Today’s author, Dany Hoter, a Product Planner on the Excel team, talks about some performance characteristics he recently discovered using various methods to manipulate large ranges using VBA.
Problem description
You have a large range in Excel with data. Let’s say it contains 100,000 rows and 50 columns for each row (Yes you are using Excel 2007 of course). So altogether you have 5,000,000 cells. Columns A to F have some alphanumeric data that you need analyze and based on the combination of values for each row you need to use the numeric values in G to H to do some calculations and store the results in columns I and J. You could place 200,000 formulas in I and J but you see that a spreadsheet with such a volume of formulas gets very sow and consumes huge amounts of memory.
You decide to try and solve it in a piece of VBA code.

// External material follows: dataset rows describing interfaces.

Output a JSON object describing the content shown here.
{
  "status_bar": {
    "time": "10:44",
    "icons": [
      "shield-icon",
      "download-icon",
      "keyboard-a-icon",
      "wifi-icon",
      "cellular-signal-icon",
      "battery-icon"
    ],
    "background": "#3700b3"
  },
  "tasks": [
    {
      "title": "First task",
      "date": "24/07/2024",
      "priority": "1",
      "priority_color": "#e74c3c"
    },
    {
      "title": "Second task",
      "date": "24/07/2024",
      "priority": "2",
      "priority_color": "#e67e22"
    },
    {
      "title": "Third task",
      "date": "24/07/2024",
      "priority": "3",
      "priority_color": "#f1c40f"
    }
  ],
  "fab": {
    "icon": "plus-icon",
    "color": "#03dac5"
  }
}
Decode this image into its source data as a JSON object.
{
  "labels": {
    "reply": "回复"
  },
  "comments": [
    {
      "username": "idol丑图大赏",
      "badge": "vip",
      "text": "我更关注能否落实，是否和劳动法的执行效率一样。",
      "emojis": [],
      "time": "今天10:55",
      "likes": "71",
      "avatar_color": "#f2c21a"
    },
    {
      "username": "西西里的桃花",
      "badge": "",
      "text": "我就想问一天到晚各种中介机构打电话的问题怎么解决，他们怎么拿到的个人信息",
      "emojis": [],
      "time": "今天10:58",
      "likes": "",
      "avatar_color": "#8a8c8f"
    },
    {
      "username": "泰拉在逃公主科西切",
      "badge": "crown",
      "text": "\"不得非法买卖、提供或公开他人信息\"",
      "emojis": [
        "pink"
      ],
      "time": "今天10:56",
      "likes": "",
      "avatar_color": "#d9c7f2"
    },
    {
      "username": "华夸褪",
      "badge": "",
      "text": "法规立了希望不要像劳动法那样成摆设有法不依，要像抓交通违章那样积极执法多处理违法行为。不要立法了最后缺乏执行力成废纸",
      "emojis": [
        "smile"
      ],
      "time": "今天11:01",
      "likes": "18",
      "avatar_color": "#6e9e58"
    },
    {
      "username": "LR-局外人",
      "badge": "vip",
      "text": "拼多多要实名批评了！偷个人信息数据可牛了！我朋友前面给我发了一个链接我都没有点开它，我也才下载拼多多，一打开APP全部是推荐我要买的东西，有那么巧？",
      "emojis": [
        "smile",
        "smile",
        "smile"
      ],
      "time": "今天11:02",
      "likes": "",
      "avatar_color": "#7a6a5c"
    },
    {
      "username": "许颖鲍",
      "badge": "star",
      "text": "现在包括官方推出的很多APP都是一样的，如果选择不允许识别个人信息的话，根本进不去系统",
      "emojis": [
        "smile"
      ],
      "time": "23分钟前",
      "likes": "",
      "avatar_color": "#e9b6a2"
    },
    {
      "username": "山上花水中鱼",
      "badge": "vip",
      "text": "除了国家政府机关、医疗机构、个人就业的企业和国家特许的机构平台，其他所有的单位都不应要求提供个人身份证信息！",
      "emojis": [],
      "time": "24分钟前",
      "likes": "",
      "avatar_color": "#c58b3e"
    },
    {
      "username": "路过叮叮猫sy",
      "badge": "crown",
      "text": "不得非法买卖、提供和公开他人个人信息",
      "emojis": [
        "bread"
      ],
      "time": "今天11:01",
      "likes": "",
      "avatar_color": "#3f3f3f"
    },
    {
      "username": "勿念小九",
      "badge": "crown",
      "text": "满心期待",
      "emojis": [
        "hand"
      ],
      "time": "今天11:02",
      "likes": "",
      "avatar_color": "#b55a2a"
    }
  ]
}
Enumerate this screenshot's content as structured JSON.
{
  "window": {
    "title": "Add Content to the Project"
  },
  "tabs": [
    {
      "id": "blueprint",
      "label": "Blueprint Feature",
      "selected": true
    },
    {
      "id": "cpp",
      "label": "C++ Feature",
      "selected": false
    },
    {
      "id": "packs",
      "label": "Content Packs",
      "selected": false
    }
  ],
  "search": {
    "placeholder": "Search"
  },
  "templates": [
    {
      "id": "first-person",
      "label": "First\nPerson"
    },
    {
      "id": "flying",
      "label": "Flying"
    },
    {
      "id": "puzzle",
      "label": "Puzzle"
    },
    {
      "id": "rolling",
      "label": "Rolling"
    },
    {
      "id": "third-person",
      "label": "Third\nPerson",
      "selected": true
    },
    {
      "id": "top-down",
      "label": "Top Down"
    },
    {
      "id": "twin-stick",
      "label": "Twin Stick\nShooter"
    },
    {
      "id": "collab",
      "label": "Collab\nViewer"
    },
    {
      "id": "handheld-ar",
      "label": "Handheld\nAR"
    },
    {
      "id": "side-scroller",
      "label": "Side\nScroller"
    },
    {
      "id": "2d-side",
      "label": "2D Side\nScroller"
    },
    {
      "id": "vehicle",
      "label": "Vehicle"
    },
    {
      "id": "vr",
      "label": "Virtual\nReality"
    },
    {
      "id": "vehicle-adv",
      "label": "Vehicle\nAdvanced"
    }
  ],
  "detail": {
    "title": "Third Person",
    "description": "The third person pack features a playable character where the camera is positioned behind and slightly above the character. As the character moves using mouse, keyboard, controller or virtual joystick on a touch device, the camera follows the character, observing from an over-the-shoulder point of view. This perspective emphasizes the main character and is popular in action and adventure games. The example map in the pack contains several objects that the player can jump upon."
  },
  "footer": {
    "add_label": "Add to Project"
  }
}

The question is how to implement such a task in the most efficient way?
What are your options
How can you scan a range in Excel, read the values in some cells, and change some others?
Use a range object
Let’s assume that the range you want to read starts at A1
The code looks something like this:
Dim DataRange as Range ‘ Could also be Dim DataRange as Object
Dim Irow as Long
Dim MaxRows as Long
Dim Icol as Integer
Dim MaxCols as Long
Dim MyVar as Double
Set DataRange=Range(“A1″).CurrentRegion
MaxRows= Range(“A1″).CurrentRegion.Rows.Count
MaxCols= Range(“A1″).CurrentRegion.Columns.Count
For Irow=1 to MaxRows
For icol=1 to MaxCols
MyVar=DataRange(Irow,Icol)
If MyVar > 0 then
MyVar=MyVar*Myvar ‘ Change the value
DataRange(Irow,Icol)=MyVar
End If
Next Icol
Next Irow
Use the selection and move it using offset
Many VBA developers learned VBA techniques from macro recording.
When using relative reference the generated VBA code creates statements like:
ActiveCell.Offset(0, 1).Range(“A1″).Select
As a consequence many developers adopt this technique and use the ActiveCell or selection ranges to move from cell to cell in code and read or write the cell values. The code will look like this:
Dim Irow As Long
Dim MaxRows As Long
Dim Icol As Integer
Dim MaxCols As Long
Dim MyVar As Double
Range(“A1″).Select
MaxRows = Range(“A1″).CurrentRegion.Rows.Count
MaxCols = Range(“A1″).CurrentRegion.Columns.Count
For Irow = 1 To MaxRows
For Icol = 1 To MaxCols
MyVar = ActiveCell.Value
If MyVar > 0 Then
MyVar=MyVar*Myvar ‘ Change the value
ActiveCell.Value = MyVar
End If
ActiveCell.Offset(0, 1).Select ‘ Move one column to the right
Next Icol
ActiveCell.Offset(1, MaxCols).Select ‘ Move one rows down and back to first column
Next Irow
Use a variant type variable
This technique copies the values from all cells in the range into a variable in memory, manipulates the values inside this variable and if needed moves the values back to the range after manipulation.
Here is the code this time:
Dim DataRange As Variant
Dim Irow As Long
Dim MaxRows As Long
Dim Icol As Integer
Dim MaxCols As Long
Dim MyVar As Double
DataRange = Range(“A1″).CurrentRegion.Value ‘ Not using set
MaxRows = Range(“A1″).CurrentRegion.Rows.Count
MaxCols = Range(“A1″).CurrentRegion.Columns.Count
For Irow = 1 To MaxRows
For Icol = 1 To MaxCols
MyVar = DataRange(Irow, Icol)
If MyVar > 0 Then
MyVar=MyVar*Myvar ‘ Change the value
DataRange(Irow, Icol) = MyVar
End If
Next Icol
Next Irow
Range(“A1″).CurrentRegion = DataRange ‘ writes back the result to the range
Another difference is that this method is blazing fast compared to the two others.
Performance Summary
I compared the three methods on relatively large ranges and here are the results:
Method 
Operation 
Cells/Sec 
Variant 
Read 
1,225,490 
Write 
714,286 

Read/Write 
263,158 

Range 
Read 
250,000 
Write 
1818 

Read/Write 
1,852 

Offset 
Read 
206 
Write 
200 

Read/Write 
203 
As you can see using a variant variable is much faster especially when changing cells. Even if the calculation can be done with Excel formulas, in some cases this method is the only one acceptable because using a very large number of formulas can become very slow.
Obviously the one method to avoid is moving the ActiveCell using Offset.